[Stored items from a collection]
******************************

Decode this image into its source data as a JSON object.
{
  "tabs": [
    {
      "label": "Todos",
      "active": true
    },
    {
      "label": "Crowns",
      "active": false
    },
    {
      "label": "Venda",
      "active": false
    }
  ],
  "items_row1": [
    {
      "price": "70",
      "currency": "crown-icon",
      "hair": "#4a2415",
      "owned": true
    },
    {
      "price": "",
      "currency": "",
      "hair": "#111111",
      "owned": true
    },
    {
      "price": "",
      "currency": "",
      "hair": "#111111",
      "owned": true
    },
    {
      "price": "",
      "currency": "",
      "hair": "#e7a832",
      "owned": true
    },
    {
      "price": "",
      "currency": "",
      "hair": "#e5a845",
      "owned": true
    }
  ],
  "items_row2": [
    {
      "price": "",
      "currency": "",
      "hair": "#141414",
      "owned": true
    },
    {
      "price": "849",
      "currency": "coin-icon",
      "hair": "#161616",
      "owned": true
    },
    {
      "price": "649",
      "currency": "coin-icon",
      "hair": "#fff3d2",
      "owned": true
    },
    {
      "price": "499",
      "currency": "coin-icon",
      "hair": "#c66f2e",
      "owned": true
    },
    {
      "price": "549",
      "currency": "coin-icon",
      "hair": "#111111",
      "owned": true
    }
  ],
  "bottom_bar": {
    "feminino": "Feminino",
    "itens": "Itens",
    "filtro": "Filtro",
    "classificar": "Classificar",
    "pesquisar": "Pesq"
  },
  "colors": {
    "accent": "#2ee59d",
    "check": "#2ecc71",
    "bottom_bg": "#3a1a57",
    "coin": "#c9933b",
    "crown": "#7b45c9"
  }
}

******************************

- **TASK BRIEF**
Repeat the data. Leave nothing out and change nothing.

- **TASK ANSWER**
Decode this image into its source data as a JSON object.
{
  "tabs": [
    {
      "label": "Todos",
      "active": true
    },
    {
      "label": "Crowns",
      "active": false
    },
    {
      "label": "Venda",
      "active": false
    }
  ],
  "items_row1": [
    {
      "price": "70",
      "currency": "crown-icon",
      "hair": "#4a2415",
      "owned": true
    },
    {
      "price": "",
      "currency": "",
      "hair": "#111111",
      "owned": true
    },
    {
      "price": "",
      "currency": "",
      "hair": "#111111",
      "owned": true
    },
    {
      "price": "",
      "currency": "",
      "hair": "#e7a832",
      "owned": true
    },
    {
      "price": "",
      "currency": "",
      "hair": "#e5a845",
      "owned": true
    }
  ],
  "items_row2": [
    {
      "price": "",
      "currency": "",
      "hair": "#141414",
      "owned": true
    },
    {
      "price": "849",
      "currency": "coin-icon",
      "hair": "#161616",
      "owned": true
    },
    {
      "price": "649",
      "currency": "coin-icon",
      "hair": "#fff3d2",
      "owned": true
    },
    {
      "price": "499",
      "currency": "coin-icon",
      "hair": "#c66f2e",
      "owned": true
    },
    {
      "price": "549",
      "currency": "coin-icon",
      "hair": "#111111",
      "owned": true
    }
  ],
  "bottom_bar": {
    "feminino": "Feminino",
    "itens": "Itens",
    "filtro": "Filtro",
    "classificar": "Classificar",
    "pesquisar": "Pesq"
  },
  "colors": {
    "accent": "#2ee59d",
    "check": "#2ecc71",
    "bottom_bg": "#3a1a57",
    "coin": "#c9933b",
    "crown": "#7b45c9"
  }
}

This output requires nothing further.